Barbour’s political legacy in Mississippi is in systematically completing the state’s transition to solid Republican dominance. It was happening, but he accelerated the process.
In the past eight years, while his base was in Mississippi, he never left the D.C. orbit. In the latter half of his second term he resumed an even greater role in reshaping the national GOP message. He was a major architect of Republican successes in the 2010 elections.
For reasons still not fully known, he backed off a presidential run just when it appeared he might have a fighting chance for the nomination – even at a time when establishment Republican figures like himself were under suspicion in the hinterlands.

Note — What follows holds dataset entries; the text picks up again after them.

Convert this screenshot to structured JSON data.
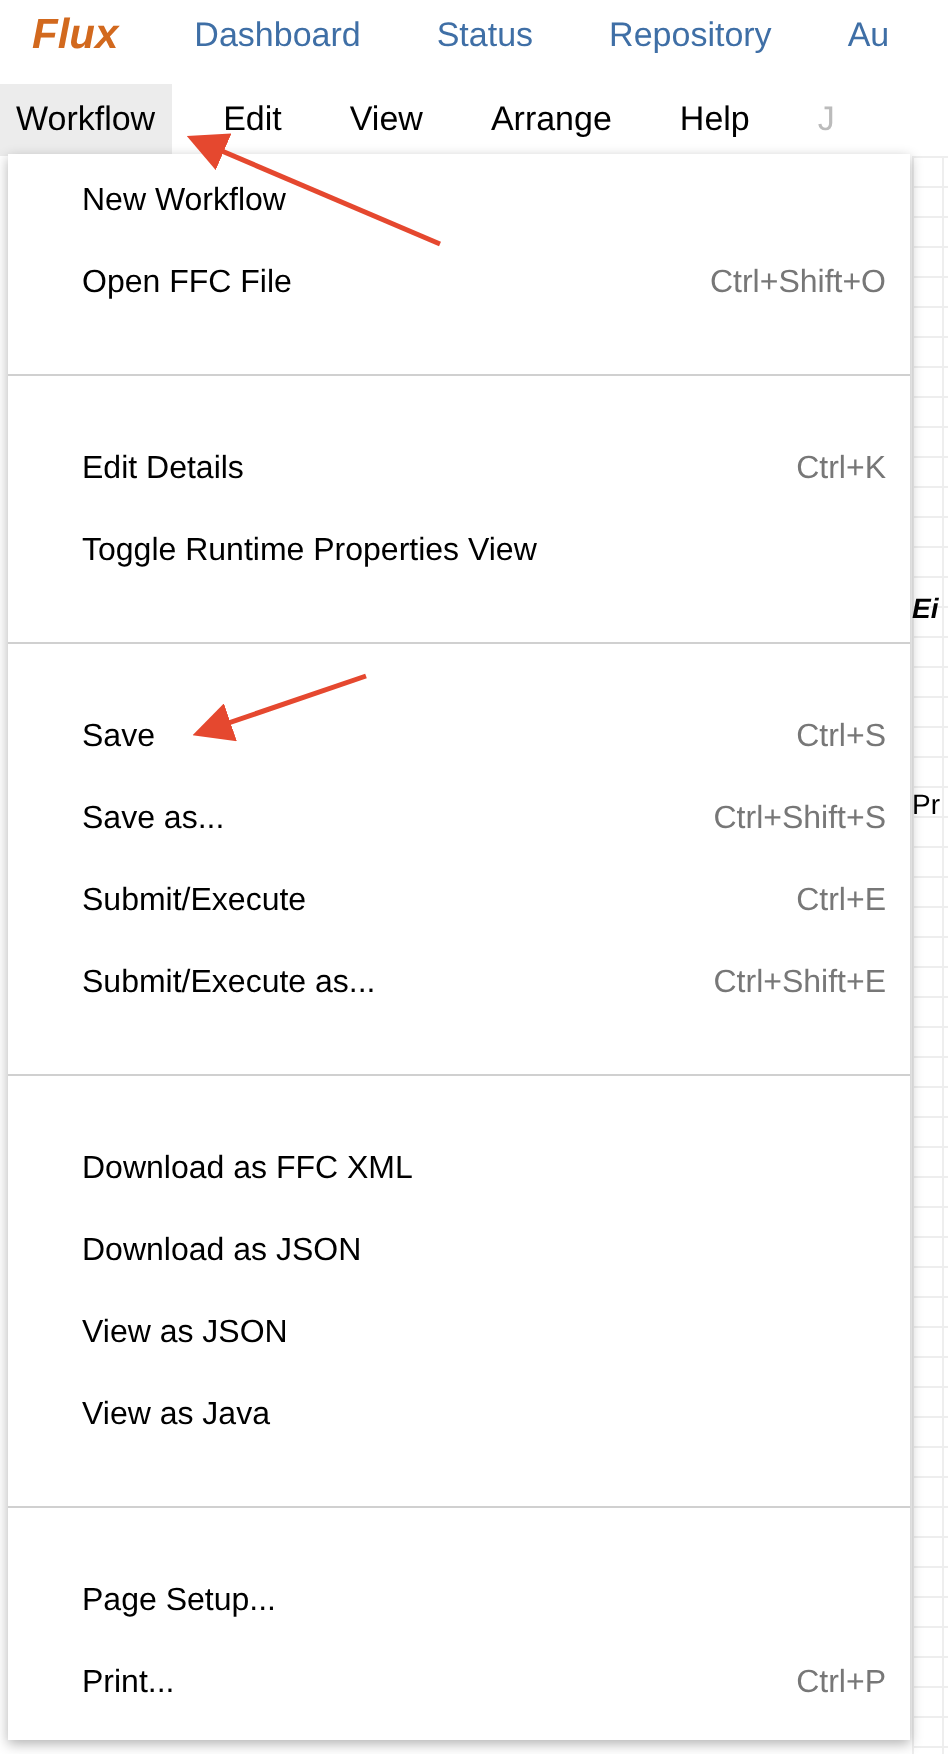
{
  "header": {
    "logo": "Flux",
    "links": [
      "Dashboard",
      "Status",
      "Repository",
      "Au"
    ]
  },
  "menubar": [
    {
      "label": "Workflow",
      "selected": true
    },
    {
      "label": "Edit",
      "selected": false
    },
    {
      "label": "View",
      "selected": false
    },
    {
      "label": "Arrange",
      "selected": false
    },
    {
      "label": "Help",
      "selected": false
    },
    {
      "label": "J",
      "selected": false
    }
  ],
  "canvas_fragments": [
    {
      "text": "Ei",
      "kind": "title"
    },
    {
      "text": "Pr",
      "kind": "label"
    }
  ],
  "menu": {
    "sections": [
      [
        {
          "label": "New Workflow"
        },
        {
          "label": "Open FFC File",
          "shortcut": "Ctrl+Shift+O"
        }
      ],
      [
        {
          "label": "Edit Details",
          "shortcut": "Ctrl+K"
        },
        {
          "label": "Toggle Runtime Properties View"
        }
      ],
      [
        {
          "label": "Save",
          "shortcut": "Ctrl+S"
        },
        {
          "label": "Save as...",
          "shortcut": "Ctrl+Shift+S"
        },
        {
          "label": "Submit/Execute",
          "shortcut": "Ctrl+E"
        },
        {
          "label": "Submit/Execute as...",
          "shortcut": "Ctrl+Shift+E"
        }
      ],
      [
        {
          "label": "Download as FFC XML"
        },
        {
          "label": "Download as JSON"
        },
        {
          "label": "View as JSON"
        },
        {
          "label": "View as Java"
        }
      ],
      [
        {
          "label": "Page Setup..."
        },
        {
          "label": "Print...",
          "shortcut": "Ctrl+P"
        }
      ]
    ]
  }
}
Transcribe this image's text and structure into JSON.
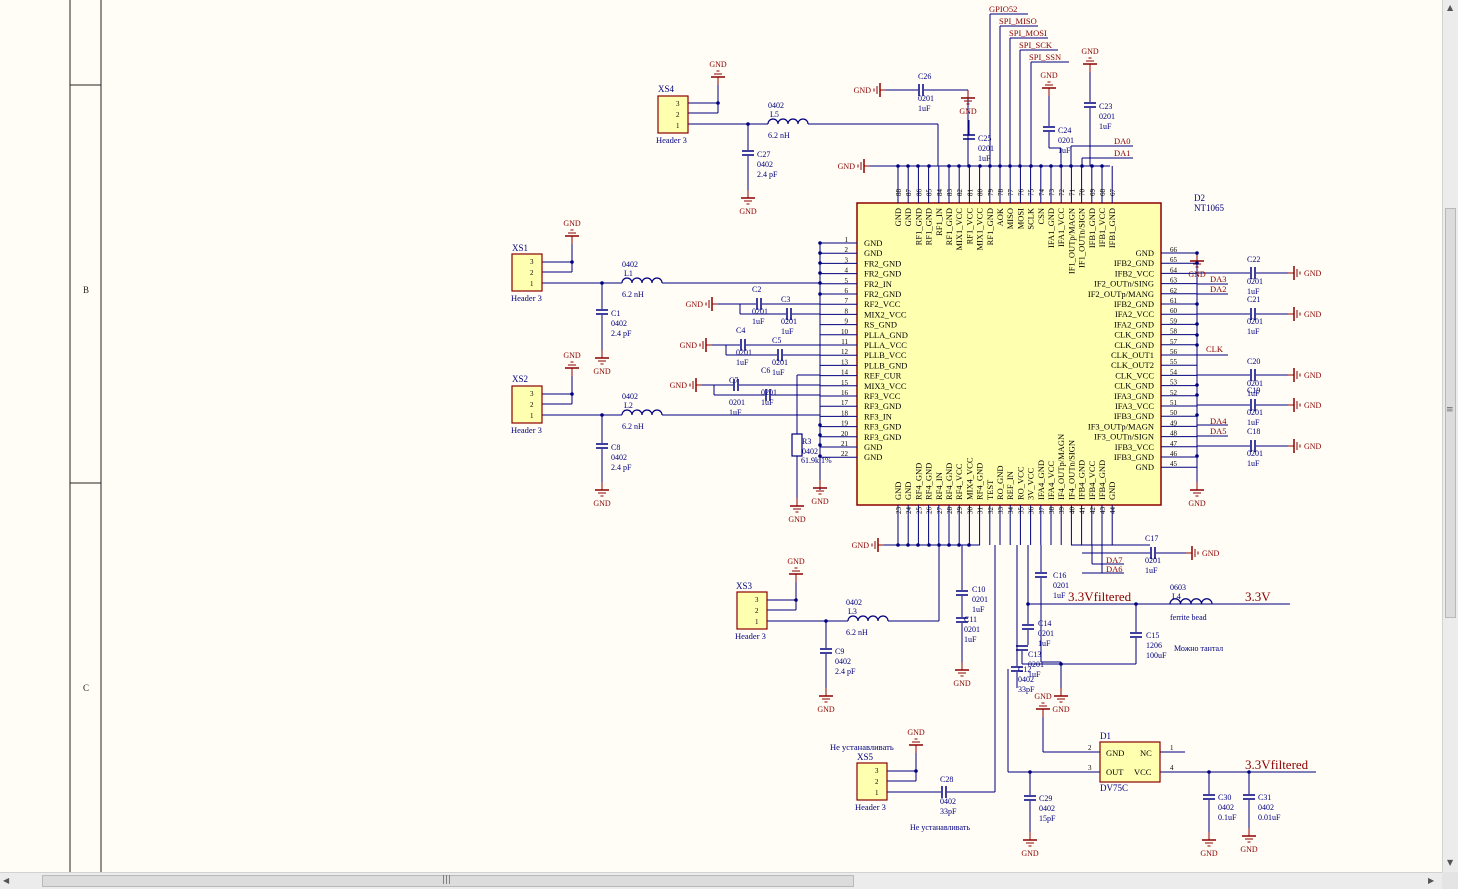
{
  "frame": {
    "zones": [
      "B",
      "C"
    ]
  },
  "ic": {
    "ref": "D2",
    "part": "NT1065",
    "top_pins": [
      {
        "n": "88",
        "name": "GND"
      },
      {
        "n": "87",
        "name": "GND"
      },
      {
        "n": "86",
        "name": "RF1_GND"
      },
      {
        "n": "85",
        "name": "RF1_GND"
      },
      {
        "n": "84",
        "name": "RF1_IN"
      },
      {
        "n": "83",
        "name": "RF1_GND"
      },
      {
        "n": "82",
        "name": "MIX1_VCC"
      },
      {
        "n": "81",
        "name": "RF1_VCC"
      },
      {
        "n": "80",
        "name": "MIX1_VCC"
      },
      {
        "n": "79",
        "name": "RF1_GND"
      },
      {
        "n": "78",
        "name": "AOK"
      },
      {
        "n": "77",
        "name": "MISO"
      },
      {
        "n": "76",
        "name": "MOSI"
      },
      {
        "n": "75",
        "name": "SCLK"
      },
      {
        "n": "74",
        "name": "CSN"
      },
      {
        "n": "73",
        "name": "IFA1_GND"
      },
      {
        "n": "72",
        "name": "IFA1_VCC"
      },
      {
        "n": "71",
        "name": "IF1_OUTp/MAGN"
      },
      {
        "n": "70",
        "name": "IF1_OUTn/SIGN"
      },
      {
        "n": "69",
        "name": "IFB1_GND"
      },
      {
        "n": "68",
        "name": "IFB1_VCC"
      },
      {
        "n": "67",
        "name": "IFB1_GND"
      }
    ],
    "left_pins": [
      {
        "n": "1",
        "name": "GND"
      },
      {
        "n": "2",
        "name": "GND"
      },
      {
        "n": "3",
        "name": "FR2_GND"
      },
      {
        "n": "4",
        "name": "FR2_GND"
      },
      {
        "n": "5",
        "name": "FR2_IN"
      },
      {
        "n": "6",
        "name": "FR2_GND"
      },
      {
        "n": "7",
        "name": "RF2_VCC"
      },
      {
        "n": "8",
        "name": "MIX2_VCC"
      },
      {
        "n": "9",
        "name": "RS_GND"
      },
      {
        "n": "10",
        "name": "PLLA_GND"
      },
      {
        "n": "11",
        "name": "PLLA_VCC"
      },
      {
        "n": "12",
        "name": "PLLB_VCC"
      },
      {
        "n": "13",
        "name": "PLLB_GND"
      },
      {
        "n": "14",
        "name": "REF_CUR"
      },
      {
        "n": "15",
        "name": "MIX3_VCC"
      },
      {
        "n": "16",
        "name": "RF3_VCC"
      },
      {
        "n": "17",
        "name": "RF3_GND"
      },
      {
        "n": "18",
        "name": "RF3_IN"
      },
      {
        "n": "19",
        "name": "RF3_GND"
      },
      {
        "n": "20",
        "name": "RF3_GND"
      },
      {
        "n": "21",
        "name": "GND"
      },
      {
        "n": "22",
        "name": "GND"
      }
    ],
    "right_pins": [
      {
        "n": "66",
        "name": "GND"
      },
      {
        "n": "65",
        "name": "IFB2_GND"
      },
      {
        "n": "64",
        "name": "IFB2_VCC"
      },
      {
        "n": "63",
        "name": "IF2_OUTn/SING"
      },
      {
        "n": "62",
        "name": "IF2_OUTp/MANG"
      },
      {
        "n": "61",
        "name": "IFB2_GND"
      },
      {
        "n": "60",
        "name": "IFA2_VCC"
      },
      {
        "n": "59",
        "name": "IFA2_GND"
      },
      {
        "n": "58",
        "name": "CLK_GND"
      },
      {
        "n": "57",
        "name": "CLK_GND"
      },
      {
        "n": "56",
        "name": "CLK_OUT1"
      },
      {
        "n": "55",
        "name": "CLK_OUT2"
      },
      {
        "n": "54",
        "name": "CLK_VCC"
      },
      {
        "n": "53",
        "name": "CLK_GND"
      },
      {
        "n": "52",
        "name": "IFA3_GND"
      },
      {
        "n": "51",
        "name": "IFA3_VCC"
      },
      {
        "n": "50",
        "name": "IFB3_GND"
      },
      {
        "n": "49",
        "name": "IF3_OUTp/MAGN"
      },
      {
        "n": "48",
        "name": "IF3_OUTn/SIGN"
      },
      {
        "n": "47",
        "name": "IFB3_VCC"
      },
      {
        "n": "46",
        "name": "IFB3_GND"
      },
      {
        "n": "45",
        "name": "GND"
      }
    ],
    "bottom_pins": [
      {
        "n": "23",
        "name": "GND"
      },
      {
        "n": "24",
        "name": "GND"
      },
      {
        "n": "25",
        "name": "RF4_GND"
      },
      {
        "n": "26",
        "name": "RF4_GND"
      },
      {
        "n": "27",
        "name": "RF4_IN"
      },
      {
        "n": "28",
        "name": "RF4_GND"
      },
      {
        "n": "29",
        "name": "RF4_VCC"
      },
      {
        "n": "30",
        "name": "MIX4_VCC"
      },
      {
        "n": "31",
        "name": "RF4_GND"
      },
      {
        "n": "32",
        "name": "TEST"
      },
      {
        "n": "33",
        "name": "RO_GND"
      },
      {
        "n": "34",
        "name": "REF_IN"
      },
      {
        "n": "35",
        "name": "RO_VCC"
      },
      {
        "n": "36",
        "name": "3V_VCC"
      },
      {
        "n": "37",
        "name": "IFA4_GND"
      },
      {
        "n": "38",
        "name": "IFA4_VCC"
      },
      {
        "n": "39",
        "name": "IF4_OUTp/MAGN"
      },
      {
        "n": "40",
        "name": "IF4_OUTn/SIGN"
      },
      {
        "n": "41",
        "name": "IFB4_GND"
      },
      {
        "n": "42",
        "name": "IFB4_VCC"
      },
      {
        "n": "43",
        "name": "IFB4_GND"
      },
      {
        "n": "44",
        "name": "GND"
      }
    ]
  },
  "nets": {
    "gnd": "GND",
    "gpio": "GPIO52",
    "spi_miso": "SPI_MISO",
    "spi_mosi": "SPI_MOSI",
    "spi_sck": "SPI_SCK",
    "spi_ssn": "SPI_SSN",
    "da0": "DA0",
    "da1": "DA1",
    "da2": "DA2",
    "da3": "DA3",
    "da4": "DA4",
    "da5": "DA5",
    "da6": "DA6",
    "da7": "DA7",
    "clk": "CLK",
    "v33f": "3.3Vfiltered",
    "v33": "3.3V"
  },
  "headers": [
    {
      "ref": "XS4",
      "label": "Header 3"
    },
    {
      "ref": "XS1",
      "label": "Header 3"
    },
    {
      "ref": "XS2",
      "label": "Header 3"
    },
    {
      "ref": "XS3",
      "label": "Header 3"
    },
    {
      "ref": "XS5",
      "label": "Header 3",
      "note": "Не устанавливать"
    }
  ],
  "pin_nums": [
    "3",
    "2",
    "1"
  ],
  "inductors": [
    {
      "ref": "L5",
      "pkg": "0402",
      "val": "6.2 nH"
    },
    {
      "ref": "L1",
      "pkg": "0402",
      "val": "6.2 nH"
    },
    {
      "ref": "L2",
      "pkg": "0402",
      "val": "6.2 nH"
    },
    {
      "ref": "L3",
      "pkg": "0402",
      "val": "6.2 nH"
    },
    {
      "ref": "L4",
      "pkg": "0603",
      "val": "ferrite bead"
    }
  ],
  "caps": {
    "c1": {
      "ref": "C1",
      "pkg": "0402",
      "val": "2.4 pF"
    },
    "c8": {
      "ref": "C8",
      "pkg": "0402",
      "val": "2.4 pF"
    },
    "c9": {
      "ref": "C9",
      "pkg": "0402",
      "val": "2.4 pF"
    },
    "c27": {
      "ref": "C27",
      "pkg": "0402",
      "val": "2.4 pF"
    },
    "c2": {
      "ref": "C2",
      "pkg": "0201",
      "val": "1uF"
    },
    "c3": {
      "ref": "C3",
      "pkg": "0201",
      "val": "1uF"
    },
    "c4": {
      "ref": "C4",
      "pkg": "0201",
      "val": "1uF"
    },
    "c5": {
      "ref": "C5",
      "pkg": "0201",
      "val": "1uF"
    },
    "c6": {
      "ref": "C6",
      "pkg": "0201",
      "val": "1uF"
    },
    "c7": {
      "ref": "C7",
      "pkg": "0201",
      "val": "1uF"
    },
    "c10": {
      "ref": "C10",
      "pkg": "0201",
      "val": "1uF"
    },
    "c11": {
      "ref": "C11",
      "pkg": "0201",
      "val": "1uF"
    },
    "c12": {
      "ref": "C12",
      "pkg": "0402",
      "val": "33pF"
    },
    "c13": {
      "ref": "C13",
      "pkg": "0201",
      "val": "1uF"
    },
    "c14": {
      "ref": "C14",
      "pkg": "0201",
      "val": "1uF"
    },
    "c15": {
      "ref": "C15",
      "pkg": "1206",
      "val": "100uF",
      "note": "Можно тантал"
    },
    "c16": {
      "ref": "C16",
      "pkg": "0201",
      "val": "1uF"
    },
    "c17": {
      "ref": "C17",
      "pkg": "0201",
      "val": "1uF"
    },
    "c18": {
      "ref": "C18",
      "pkg": "0201",
      "val": "1uF"
    },
    "c19": {
      "ref": "C19",
      "pkg": "0201",
      "val": "1uF"
    },
    "c20": {
      "ref": "C20",
      "pkg": "0201",
      "val": "1uF"
    },
    "c21": {
      "ref": "C21",
      "pkg": "0201",
      "val": "1uF"
    },
    "c22": {
      "ref": "C22",
      "pkg": "0201",
      "val": "1uF"
    },
    "c23": {
      "ref": "C23",
      "pkg": "0201",
      "val": "1uF"
    },
    "c24": {
      "ref": "C24",
      "pkg": "0201",
      "val": "1uF"
    },
    "c25": {
      "ref": "C25",
      "pkg": "0201",
      "val": "1uF"
    },
    "c26": {
      "ref": "C26",
      "pkg": "0201",
      "val": "1uF"
    },
    "c28": {
      "ref": "C28",
      "pkg": "0402",
      "val": "33pF",
      "note": "Не устанавливать"
    },
    "c29": {
      "ref": "C29",
      "pkg": "0402",
      "val": "15pF"
    },
    "c30": {
      "ref": "C30",
      "pkg": "0402",
      "val": "0.1uF"
    },
    "c31": {
      "ref": "C31",
      "pkg": "0402",
      "val": "0.01uF"
    }
  },
  "resistor": {
    "ref": "R3",
    "pkg": "0402",
    "val": "61.9k 1%"
  },
  "regulator": {
    "ref": "D1",
    "part": "DV75C",
    "pins": {
      "gnd": "GND",
      "nc": "NC",
      "out": "OUT",
      "vcc": "VCC"
    },
    "nums": [
      "2",
      "1",
      "3",
      "4"
    ]
  }
}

So back to Washington he goes, returning to his old lobbying firm to make some money and to the road to make some more money making speeches. That’s what Marsha wants him to do, he says.
It’s an unprecedented historical situation for Mississippi. We’ve had, in effect, a governor on leave from Washington for the last eight years. That’s not to discount his strong connection to Mississippi and his clear knowledge and astute understanding of the state. But Haley Barbour is a creature of Washington, and it’s fitting that he will again take up residence there.
I first met him in the 1970s when he was an up-and-coming Mississippi political operative and strategist and I was a political reporter, and his sharp mind and easy-going charm and personableness of those years never waned. Anyone who knew him back then wasn’t surprised by his rapid ascendancy in Republican circles.
The only questionable strategic political move in Barbour’s career was his challenge as a young man of the legendary and venerated Sen. John Stennis in 1982. But even that unsuccessful race, which until he ran for governor 21 years later was the only time he’d sought elective office, bolstered Barbour’s partisan credentials since no other Republican was willing to take on the Democratic legend.
Haley Barbour has always been who he is – a consummate political mind who enjoys the challenges of politics, even the fights, but who can hold on to friends of varying political persuasions. As his tour of duty in his original home ends, a new chapter in his adopted home begins. There’s no doubt that Washington will feel his presence.
LLOYD GRAY is executive editor of the Daily Journal. Contact him at (662) 678-1579 or [email protected]